EXERCISE OBJECTIVE
A single number is the required answer: the count of lines in the listing below that hold the string "data".
+++
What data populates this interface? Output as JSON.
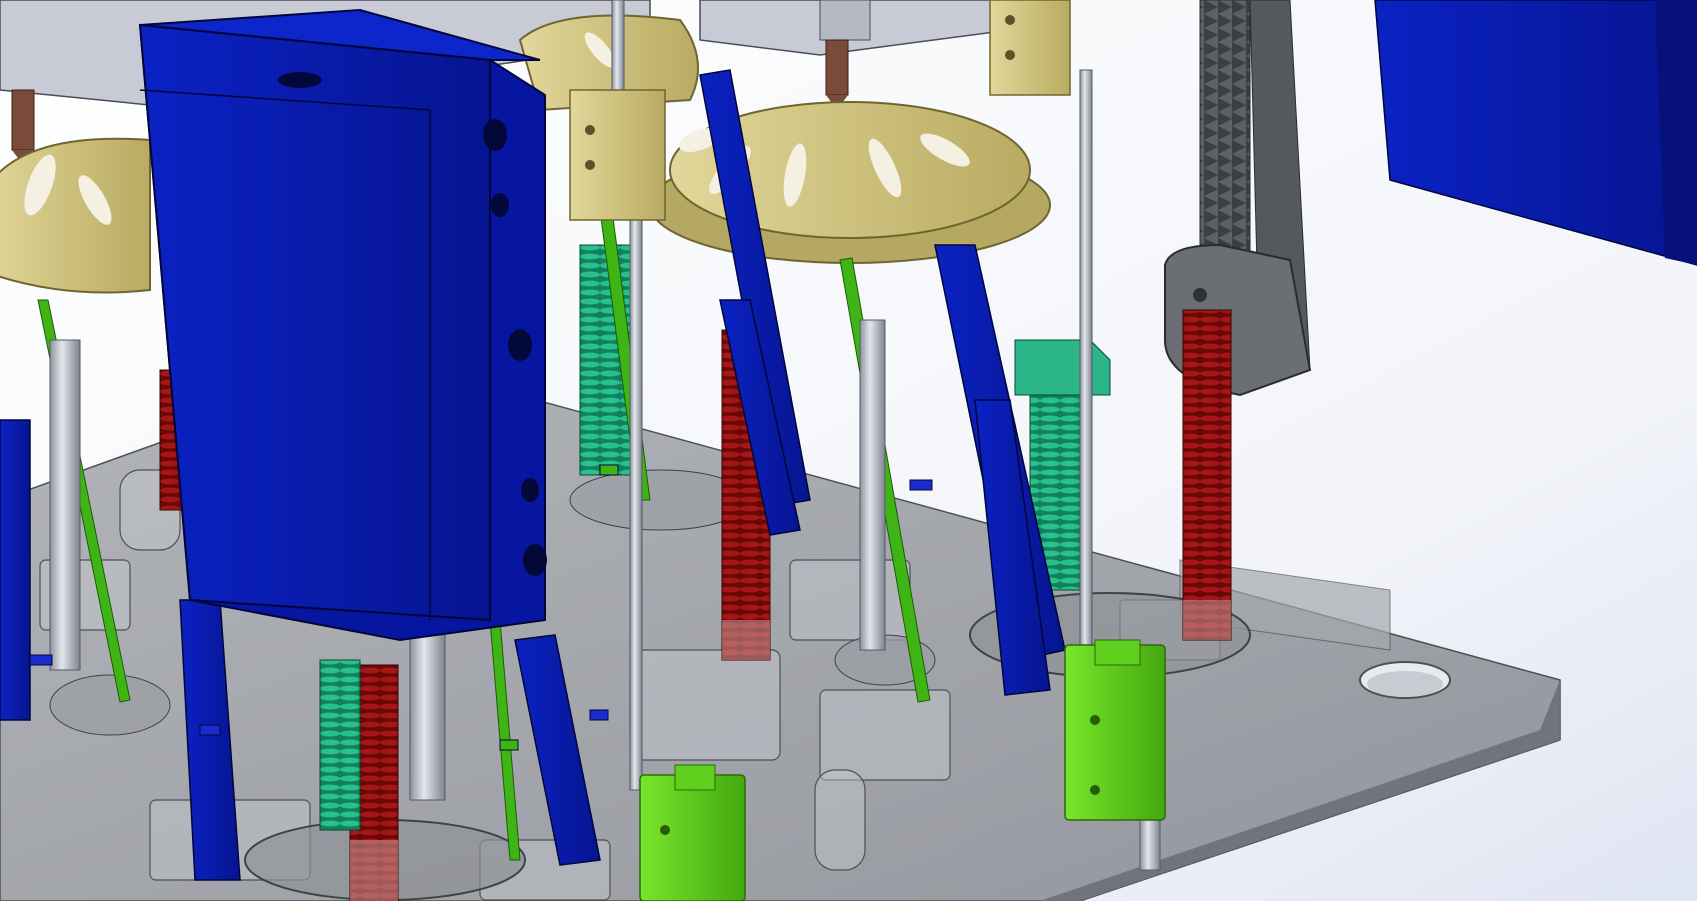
{
  "scene": {
    "description_free": true,
    "palette": {
      "background_top": "#ffffff",
      "background_glow": "#dde3f0",
      "base_plate": "#8c8f94",
      "base_plate_edge": "#5e6166",
      "carriage_blue": "#0a1fb0",
      "carriage_blue_dark": "#061480",
      "tray_tan": "#d8cf8e",
      "tray_tan_dark": "#a89c55",
      "bushing_tan": "#cdbf7a",
      "slide_green": "#5fd11a",
      "slide_green_dark": "#3a9a0c",
      "spring_red": "#8a0f0f",
      "spring_red_dark": "#5a0606",
      "spring_teal": "#1fa67a",
      "rod_steel": "#a7adb8",
      "rack_grey": "#6b6e73",
      "rack_dark": "#3e4045",
      "spindle_brown": "#7a4a3a"
    },
    "icons": [
      "base-plate",
      "blue-carriage",
      "tan-tray",
      "green-slide-block",
      "red-spring",
      "teal-spring",
      "steel-rod",
      "gear-rack",
      "blue-panel"
    ]
  }
}
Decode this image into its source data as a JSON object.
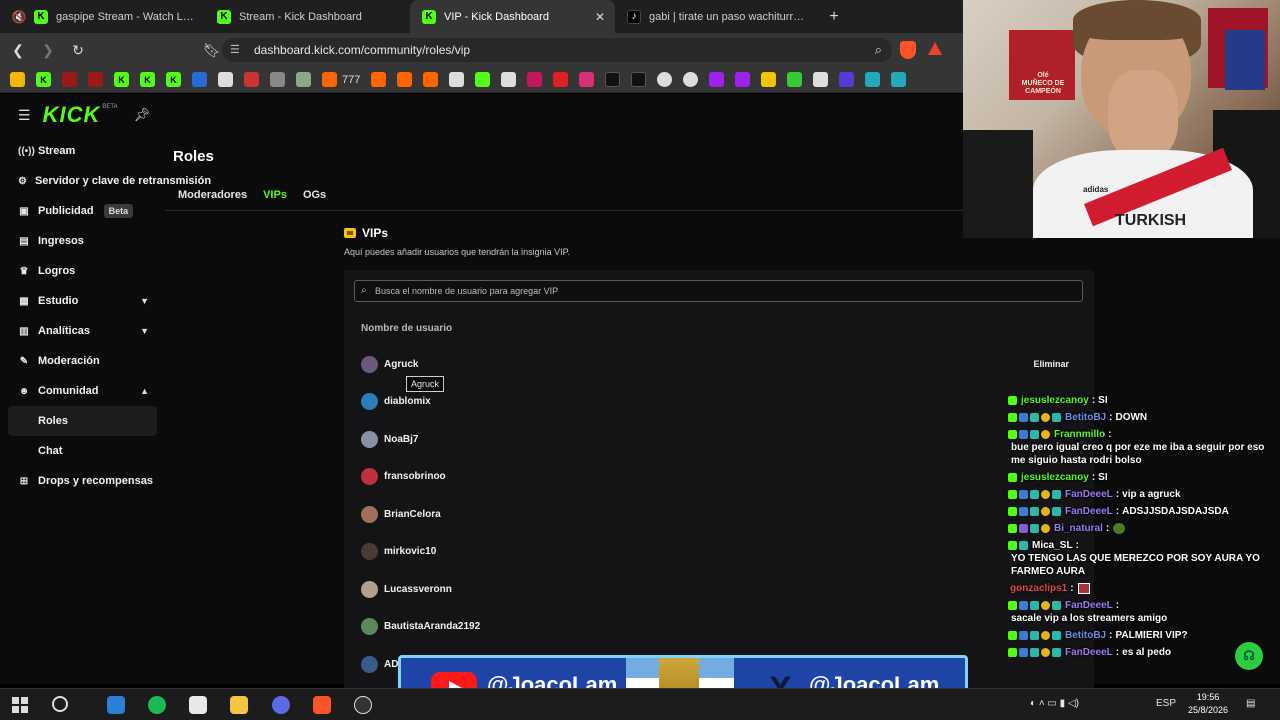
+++
OUTPUT BELOW
2